North Korea has one of the worst — if not the worst — health care systems in the world. I’ve known this for a very a long time, but this point was driven home for me when one of the North Koreans I spent my day with today, a North Korean doctor, told me the following:
“I was trained as a doctor in North Korea, but feel immense guilt because I was unable to save lives in the very profession that is defined by saving lives.”
He, his colleagues, nor his hospital simply did not have the resources necessary to serve patients.
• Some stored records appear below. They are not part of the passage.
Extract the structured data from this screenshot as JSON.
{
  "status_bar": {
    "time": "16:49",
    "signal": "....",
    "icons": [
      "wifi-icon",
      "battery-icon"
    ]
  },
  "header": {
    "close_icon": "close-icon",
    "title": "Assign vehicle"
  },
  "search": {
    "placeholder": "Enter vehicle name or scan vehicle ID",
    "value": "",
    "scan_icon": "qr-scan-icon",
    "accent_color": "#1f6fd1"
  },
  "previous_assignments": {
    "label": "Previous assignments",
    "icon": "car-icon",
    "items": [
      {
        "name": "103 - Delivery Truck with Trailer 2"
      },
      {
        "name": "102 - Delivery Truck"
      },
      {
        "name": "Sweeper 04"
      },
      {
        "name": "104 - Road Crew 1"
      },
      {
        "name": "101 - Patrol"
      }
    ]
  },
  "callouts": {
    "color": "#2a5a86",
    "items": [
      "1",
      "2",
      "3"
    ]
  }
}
Surgeries like appendectomies without anesthetics; sending patients armed with prescriptions and the hope to find medicines on the black market; “sterilizing” syringes with salt to reuse on the next patient; washing blood-soaked cotton balls for future re-use; storing hospital-made saline solution in beer bottles for patients’ IV are some of the memories that this doctor has of his working days in North Korea.
The sheer multidimensional inhumanity of this country is so unquestionably blunt. I hope that the sweeping quantitative descriptions of this regime — numbers of deaths, percentage figure of the population that’s starving, the pennies that the average North Korean citizen makes per month, the number of people in prison camps, the number failed defections — do not make consumers of this information jaded to the individual haunting experiences that painfully comprise these numbers.
If you’re interested in learning more about this doctor’s story, and those of other North Koreans who are currently doing a tour of events on the East Coast, check out my previous post for their event details!